Read the listing and extract each line that includes the word "photo".

Data for this task —
--

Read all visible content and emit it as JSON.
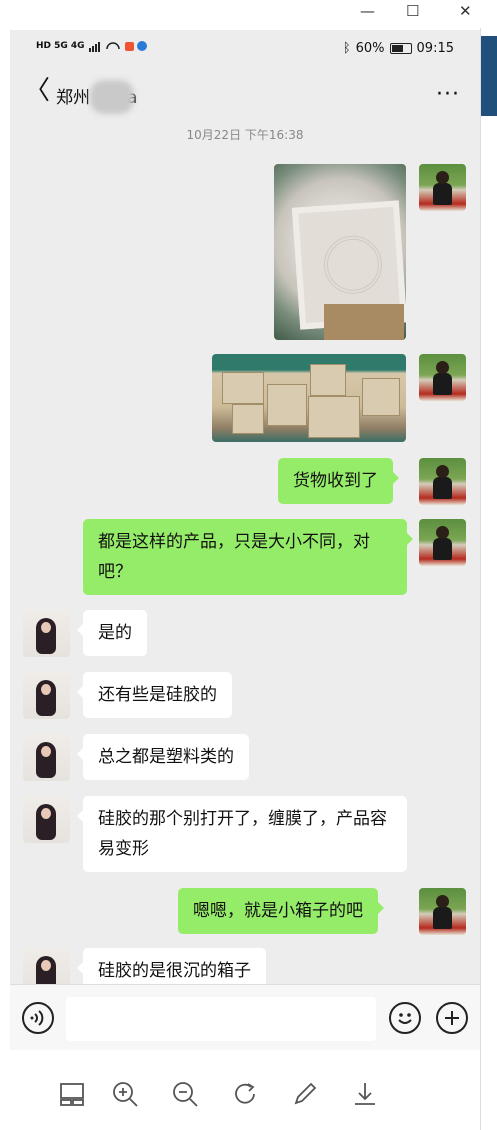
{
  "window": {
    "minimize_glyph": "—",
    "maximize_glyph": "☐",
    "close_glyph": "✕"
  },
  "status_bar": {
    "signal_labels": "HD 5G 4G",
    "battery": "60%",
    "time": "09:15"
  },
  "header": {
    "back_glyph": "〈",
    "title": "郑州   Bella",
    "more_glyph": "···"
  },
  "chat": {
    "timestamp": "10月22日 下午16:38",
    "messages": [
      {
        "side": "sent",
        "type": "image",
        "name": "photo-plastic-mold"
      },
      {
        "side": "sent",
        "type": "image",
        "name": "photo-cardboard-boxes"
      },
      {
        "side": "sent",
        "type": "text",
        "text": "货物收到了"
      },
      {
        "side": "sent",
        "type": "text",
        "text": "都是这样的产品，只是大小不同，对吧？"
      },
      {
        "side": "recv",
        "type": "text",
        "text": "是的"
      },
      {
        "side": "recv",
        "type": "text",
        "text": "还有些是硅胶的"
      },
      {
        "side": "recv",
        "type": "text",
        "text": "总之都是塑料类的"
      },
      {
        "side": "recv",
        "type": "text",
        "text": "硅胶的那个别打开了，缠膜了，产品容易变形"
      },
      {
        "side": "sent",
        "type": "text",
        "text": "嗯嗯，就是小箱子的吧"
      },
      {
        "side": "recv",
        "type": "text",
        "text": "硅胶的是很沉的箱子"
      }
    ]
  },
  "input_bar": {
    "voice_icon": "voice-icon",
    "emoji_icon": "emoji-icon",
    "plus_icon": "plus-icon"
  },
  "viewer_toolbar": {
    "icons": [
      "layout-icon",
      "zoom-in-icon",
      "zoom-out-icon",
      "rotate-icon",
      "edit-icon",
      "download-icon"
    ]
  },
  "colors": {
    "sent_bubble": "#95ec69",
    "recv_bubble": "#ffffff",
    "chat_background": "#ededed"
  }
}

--

Exercise answer —
        "name": "photo-plastic-mold"
        "name": "photo-cardboard-boxes"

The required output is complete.